07

Four main arguments and six challenges of the Tierra Cap&Share system

Post By gaia1 in Tierra Currency

There are three main parts to the TCS system which are like the three legs of a stool. They support this tripartite monetary proposal to deal with the climate crisis. Though they are inextricably connected, each of these three components can be considered to constitute a subsidiary argument to the TCS system as a whole. The fourth argument consists of the feasibility of having these three components combined into one system, i.e. the TCS system.

 

I will indicate in each argument the level of acceptance as I presently believe to be the case.

 

1. Monetary argument for a carbon-based international reserve currency

  • Need to move away from present reserve currency—increasingly acceptable given the June 2009 UN Stiglitz Commission’s report
  • Need to be base the new international reserve currency on a carbon standard rather than basket of currencies, purchasing power parity, etc—not yet cogently presented publicly. The TCS system book would be a primer.

2. Cap & Share carbon reduction approach argument

  • Advantages over cap-and-trade, cap-and-dividend and other carbon reduction methodology – uphill battle since early 1990s
  • Advantages over other "Whole World" view approaches—will become evident after the UNEP Technical Review of these approaches.

3. Public control of money creation and regulation of financial flows

  • Regulation of financial flows accepted, though reform legislation weak.
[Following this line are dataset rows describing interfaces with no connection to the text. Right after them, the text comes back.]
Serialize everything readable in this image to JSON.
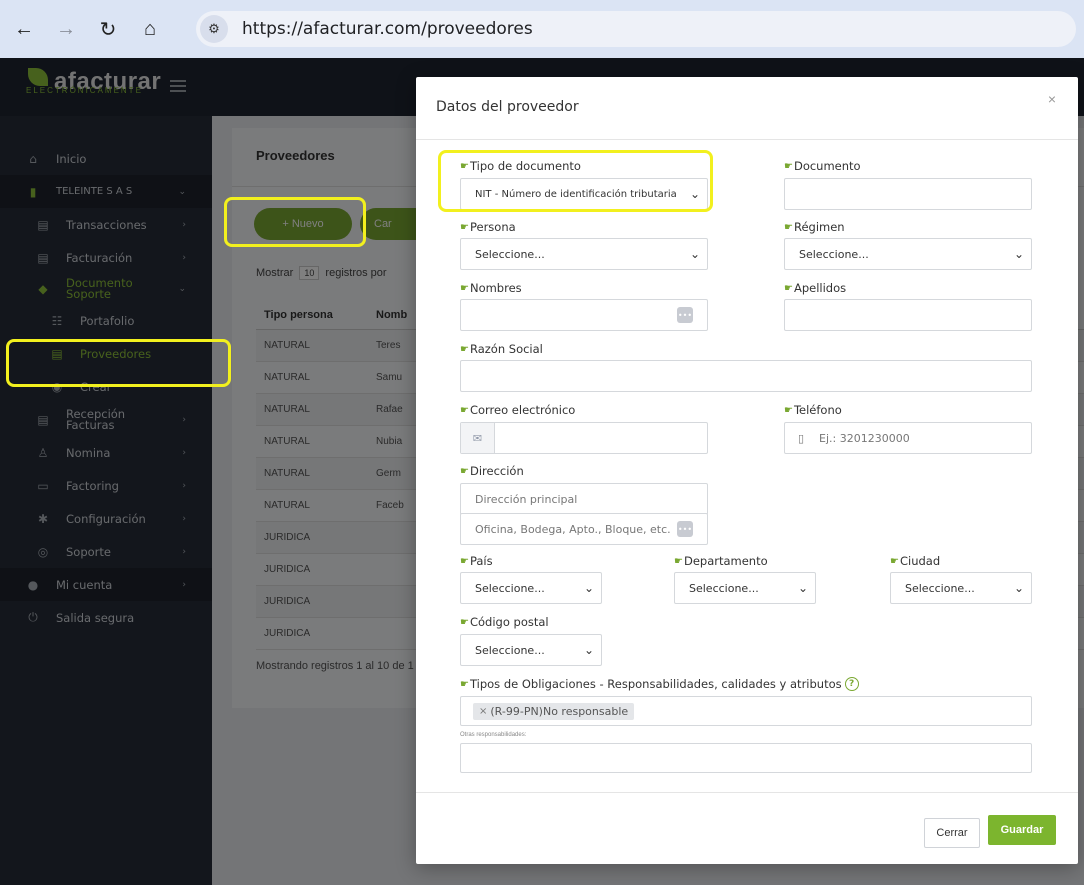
{
  "browser": {
    "url": "https://afacturar.com/proveedores"
  },
  "app": {
    "logo_text": "afacturar",
    "logo_sub": "ELECTRÓNICAMENTE"
  },
  "sidebar": {
    "items": [
      {
        "label": "Inicio"
      },
      {
        "label": "TELEINTE S A S"
      },
      {
        "label": "Transacciones"
      },
      {
        "label": "Facturación"
      },
      {
        "label": "Documento Soporte"
      },
      {
        "label": "Portafolio"
      },
      {
        "label": "Proveedores"
      },
      {
        "label": "Crear"
      },
      {
        "label": "Recepción Facturas"
      },
      {
        "label": "Nomina"
      },
      {
        "label": "Factoring"
      },
      {
        "label": "Configuración"
      },
      {
        "label": "Soporte"
      },
      {
        "label": "Mi cuenta"
      },
      {
        "label": "Salida segura"
      }
    ]
  },
  "page": {
    "title": "Proveedores",
    "btn_nuevo": "+ Nuevo",
    "btn_cargar": "Car",
    "mostrar_prefix": "Mostrar",
    "mostrar_value": "10",
    "mostrar_suffix": "registros por",
    "table": {
      "headers": [
        "Tipo persona",
        "Nomb"
      ],
      "rows": [
        [
          "NATURAL",
          "Teres"
        ],
        [
          "NATURAL",
          "Samu"
        ],
        [
          "NATURAL",
          "Rafae"
        ],
        [
          "NATURAL",
          "Nubia"
        ],
        [
          "NATURAL",
          "Germ"
        ],
        [
          "NATURAL",
          "Faceb"
        ],
        [
          "JURIDICA",
          ""
        ],
        [
          "JURIDICA",
          ""
        ],
        [
          "JURIDICA",
          ""
        ],
        [
          "JURIDICA",
          ""
        ]
      ]
    },
    "showing": "Mostrando registros 1 al 10 de 1"
  },
  "modal": {
    "title": "Datos del proveedor",
    "close": "×",
    "fields": {
      "tipo_documento": {
        "label": "Tipo de documento",
        "value": "NIT - Número de identificación tributaria"
      },
      "documento": {
        "label": "Documento",
        "value": ""
      },
      "persona": {
        "label": "Persona",
        "value": "Seleccione..."
      },
      "regimen": {
        "label": "Régimen",
        "value": "Seleccione..."
      },
      "nombres": {
        "label": "Nombres",
        "value": ""
      },
      "apellidos": {
        "label": "Apellidos",
        "value": ""
      },
      "razon_social": {
        "label": "Razón Social",
        "value": ""
      },
      "correo": {
        "label": "Correo electrónico",
        "value": ""
      },
      "telefono": {
        "label": "Teléfono",
        "placeholder": "Ej.: 3201230000"
      },
      "direccion": {
        "label": "Dirección",
        "placeholder1": "Dirección principal",
        "placeholder2": "Oficina, Bodega, Apto., Bloque, etc."
      },
      "pais": {
        "label": "País",
        "value": "Seleccione..."
      },
      "departamento": {
        "label": "Departamento",
        "value": "Seleccione..."
      },
      "ciudad": {
        "label": "Ciudad",
        "value": "Seleccione..."
      },
      "codigo_postal": {
        "label": "Código postal",
        "value": "Seleccione..."
      },
      "obligaciones": {
        "label": "Tipos de Obligaciones - Responsabilidades, calidades y atributos",
        "tag": "(R-99-PN)No responsable"
      },
      "otras": {
        "label": "Otras responsabilidades:"
      }
    },
    "btn_cerrar": "Cerrar",
    "btn_guardar": "Guardar"
  },
  "colors": {
    "accent": "#7cb52e",
    "highlight": "#f2f01e",
    "sidebar_bg": "#262c38"
  }
}
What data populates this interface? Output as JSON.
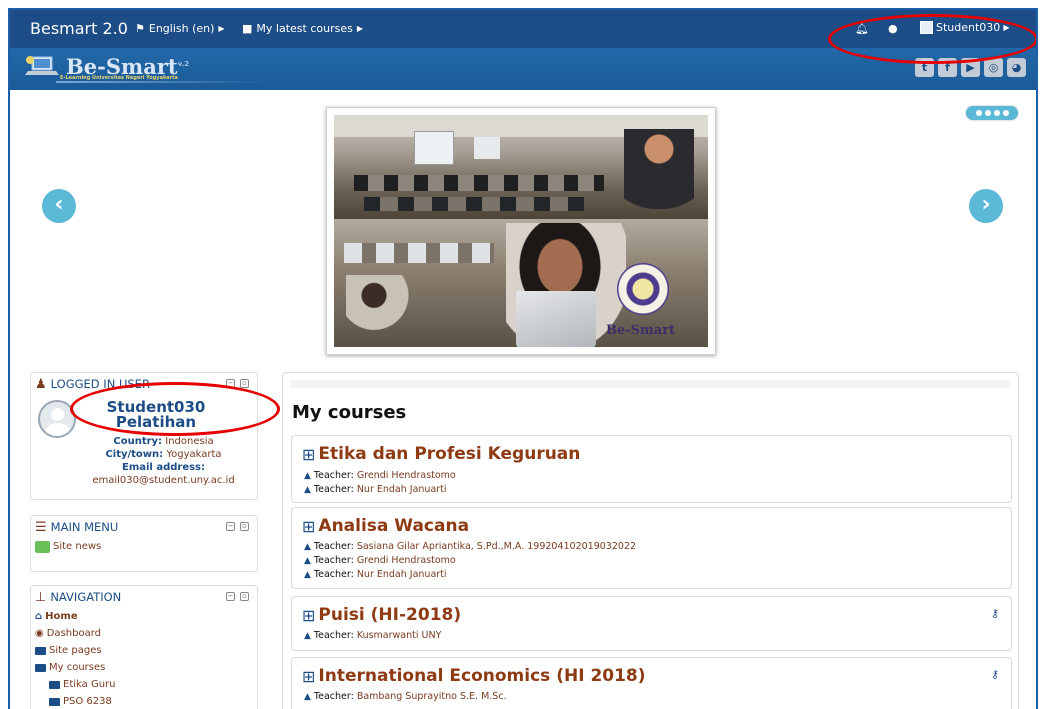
{
  "navbar": {
    "brand": "Besmart 2.0",
    "language": "English (en)",
    "my_courses": "My latest courses",
    "user": "Student030"
  },
  "header": {
    "logo_title": "Be-Smart",
    "logo_version": "v.2",
    "logo_subtitle": "E-Learning Universitas Negeri Yogyakarta",
    "social": [
      "twitter-icon",
      "facebook-icon",
      "youtube-icon",
      "instagram-icon",
      "web-icon"
    ]
  },
  "slider": {
    "caption": "Be-Smart",
    "dots": 4
  },
  "logged_in": {
    "title": "LOGGED IN USER",
    "name": "Student030 Pelatihan",
    "country_label": "Country:",
    "country": "Indonesia",
    "city_label": "City/town:",
    "city": "Yogyakarta",
    "email_label": "Email address:",
    "email": "email030@student.uny.ac.id"
  },
  "main_menu": {
    "title": "MAIN MENU",
    "items": [
      "Site news"
    ]
  },
  "navigation": {
    "title": "NAVIGATION",
    "home": "Home",
    "dashboard": "Dashboard",
    "site_pages": "Site pages",
    "my_courses": "My courses",
    "courses": [
      "Etika Guru",
      "PSO 6238"
    ]
  },
  "main": {
    "heading": "My courses",
    "teacher_label": "Teacher:",
    "courses": [
      {
        "title": "Etika dan Profesi Keguruan",
        "teachers": [
          "Grendi Hendrastomo",
          "Nur Endah Januarti"
        ]
      },
      {
        "title": "Analisa Wacana",
        "teachers": [
          "Sasiana Gilar Apriantika, S.Pd.,M.A. 199204102019032022",
          "Grendi Hendrastomo",
          "Nur Endah Januarti"
        ]
      },
      {
        "title": "Puisi (HI-2018)",
        "teachers": [
          "Kusmarwanti UNY"
        ]
      },
      {
        "title": "International Economics (HI 2018)",
        "teachers": [
          "Bambang Suprayitno S.E. M.Sc."
        ]
      }
    ]
  },
  "colors": {
    "navbar": "#1c4d86",
    "course_title": "#8e3b14",
    "accent": "#5bb8d6",
    "annotation": "#e60000"
  }
}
Flows to be part of a Tierra International Clearing Union system
  • Substantial movement in the US and UK to remove the fractional reserve banking from the privately-owned banking systems.
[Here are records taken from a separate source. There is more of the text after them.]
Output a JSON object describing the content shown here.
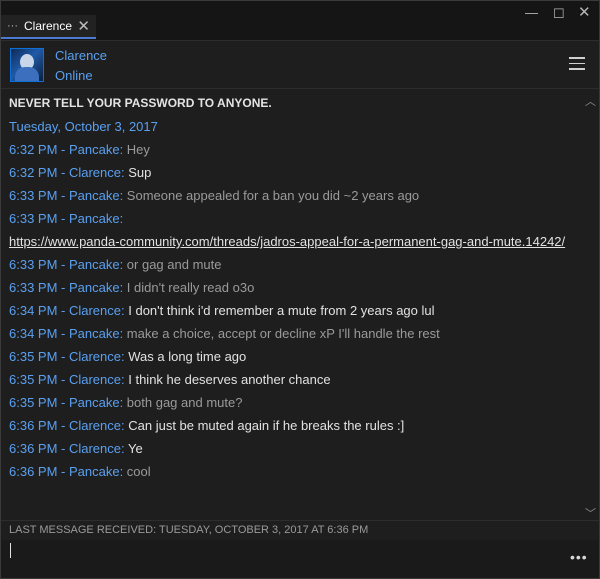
{
  "tab": {
    "dots": "···",
    "label": "Clarence",
    "close": "✕"
  },
  "window_controls": {
    "minimize": "—",
    "maximize": "☐",
    "close": "✕"
  },
  "contact": {
    "name": "Clarence",
    "status": "Online",
    "avatar_icon": "avatar-icon"
  },
  "warning": "NEVER TELL YOUR PASSWORD TO ANYONE.",
  "date": "Tuesday, October 3, 2017",
  "messages": [
    {
      "meta": "6:32 PM - Pancake",
      "sep": ": ",
      "text": "Hey",
      "author": "pancake"
    },
    {
      "meta": "6:32 PM - Clarence",
      "sep": ": ",
      "text": "Sup",
      "author": "clarence"
    },
    {
      "meta": "6:33 PM - Pancake",
      "sep": ": ",
      "text": "Someone appealed for a ban you did ~2 years ago",
      "author": "pancake"
    },
    {
      "meta": "6:33 PM - Pancake",
      "sep": ":",
      "text": "",
      "author": "pancake"
    },
    {
      "link": "https://www.panda-community.com/threads/jadros-appeal-for-a-permanent-gag-and-mute.14242/"
    },
    {
      "meta": "6:33 PM - Pancake",
      "sep": ": ",
      "text": "or gag and mute",
      "author": "pancake"
    },
    {
      "meta": "6:33 PM - Pancake",
      "sep": ": ",
      "text": "I didn't really read o3o",
      "author": "pancake"
    },
    {
      "meta": "6:34 PM - Clarence",
      "sep": ": ",
      "text": "I don't think i'd remember a mute from 2 years ago lul",
      "author": "clarence"
    },
    {
      "meta": "6:34 PM - Pancake",
      "sep": ": ",
      "text": "make a choice, accept or decline xP I'll handle the rest",
      "author": "pancake"
    },
    {
      "meta": "6:35 PM - Clarence",
      "sep": ": ",
      "text": "Was a long time ago",
      "author": "clarence"
    },
    {
      "meta": "6:35 PM - Clarence",
      "sep": ": ",
      "text": "I think he deserves another chance",
      "author": "clarence"
    },
    {
      "meta": "6:35 PM - Pancake",
      "sep": ": ",
      "text": "both gag and mute?",
      "author": "pancake"
    },
    {
      "meta": "6:36 PM - Clarence",
      "sep": ": ",
      "text": "Can just be muted again if he breaks the rules :]",
      "author": "clarence"
    },
    {
      "meta": "6:36 PM - Clarence",
      "sep": ": ",
      "text": "Ye",
      "author": "clarence"
    },
    {
      "meta": "6:36 PM - Pancake",
      "sep": ": ",
      "text": "cool",
      "author": "pancake"
    }
  ],
  "last_received": "LAST MESSAGE RECEIVED: TUESDAY, OCTOBER 3, 2017 AT 6:36 PM",
  "composer": {
    "value": "",
    "placeholder": "",
    "more": "•••"
  },
  "scroll": {
    "up": "︿",
    "down": "﹀"
  },
  "colors": {
    "accent": "#5aa0f0",
    "background": "#1e1e1e",
    "tab_underline": "#4b7bd0"
  }
}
4. Feasibility of having all three arguments for the tripartite TCS system

  • TCS system is not publicly presented yet, so public acceptance is not known
  • Widely accepted is the notion that innovation is often a new way of using existing ideas—so acceptance of parts or the totality of the foregoing three arguments is the beginning of the acceptance of the TCS system.

 

Four of the six main challenges are the four arguments presented above. Though parts in the four arguments are acceptable to a certain degree, while other parts are still unacceptable, all four arguments still present a challenge, particularly also their combination in argument 4.
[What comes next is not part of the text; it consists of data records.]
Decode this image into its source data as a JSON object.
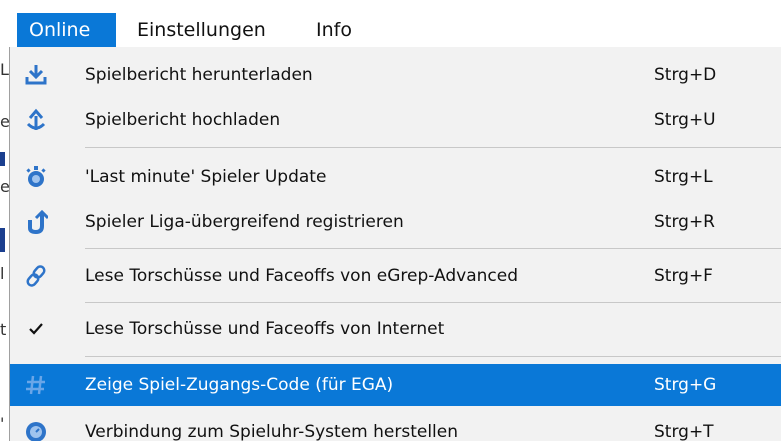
{
  "menubar": {
    "items": [
      {
        "label": "Online",
        "active": true
      },
      {
        "label": "Einstellungen",
        "active": false
      },
      {
        "label": "Info",
        "active": false
      }
    ]
  },
  "background_fragments": [
    "L",
    "e",
    "e",
    "l",
    "t",
    "'"
  ],
  "menu": {
    "items": [
      {
        "label": "Spielbericht herunterladen",
        "shortcut": "Strg+D",
        "icon": "download-icon"
      },
      {
        "label": "Spielbericht hochladen",
        "shortcut": "Strg+U",
        "icon": "upload-icon"
      },
      {
        "label": "'Last minute' Spieler Update",
        "shortcut": "Strg+L",
        "icon": "stopwatch-icon"
      },
      {
        "label": "Spieler Liga-übergreifend registrieren",
        "shortcut": "Strg+R",
        "icon": "undo-arrow-icon"
      },
      {
        "label": "Lese Torschüsse und Faceoffs von eGrep-Advanced",
        "shortcut": "Strg+F",
        "icon": "link-icon"
      },
      {
        "label": "Lese Torschüsse und Faceoffs von Internet",
        "shortcut": "",
        "icon": "checkmark-icon",
        "checked": true
      },
      {
        "label": "Zeige Spiel-Zugangs-Code (für EGA)",
        "shortcut": "Strg+G",
        "icon": "hash-icon",
        "highlighted": true
      },
      {
        "label": "Verbindung zum Spieluhr-System herstellen",
        "shortcut": "Strg+T",
        "icon": "clock-icon"
      }
    ]
  },
  "colors": {
    "highlight": "#0a78d7",
    "menu_background": "#f2f2f2",
    "icon_blue": "#2e74c9"
  }
}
The other two challenges of the TCS system can be considered foundational challenges. They constitute the foundation upon which the TCS system is built. One deals with a sustainability economics framework that stands in opposition to the neo-liberalist market framework that is failing both people and planet. The other deals with a value framework that integrates social and ecological values as proposed in the 2000 benchmark version of the Earth Charter.  It was at the beginning of the June 2009 UN Conference that GA president Father Miguel D'Escoto Brockmann MM eloquently introduced the Earth Charter as a value document for further planning on the financial and monetary crisis and its impact on development. http://www.un.org/ga/president/63/statements/econferenceopen240609.shtml  He advised the participants to go beyond “controls and corrections” of the present system and seek transformational change based on its vision and its ensuing global ethics.

It will have become obvious that the proposed TCS system, however valid and useful, is far from being adopted in the next couple of years. It constitutes a monetary transformation not simply a monetary reform. People are accustomed to adopting reforms, far less so transformations, let alone in a field that is arcane to most.

 

What may happen is the growing acceptance of the two foundational challenges and parts of the four challenges that are associated with the components of the tripartite TCS system and their integration. It is up to enlightened states and effective CSOs to help advance the larger vision of a fair, sustainable, and therefore, stable international monetary system that would be used to reduce the ecological indebtedness of countries in the global North for the benefit of people and planet in both the global North and South.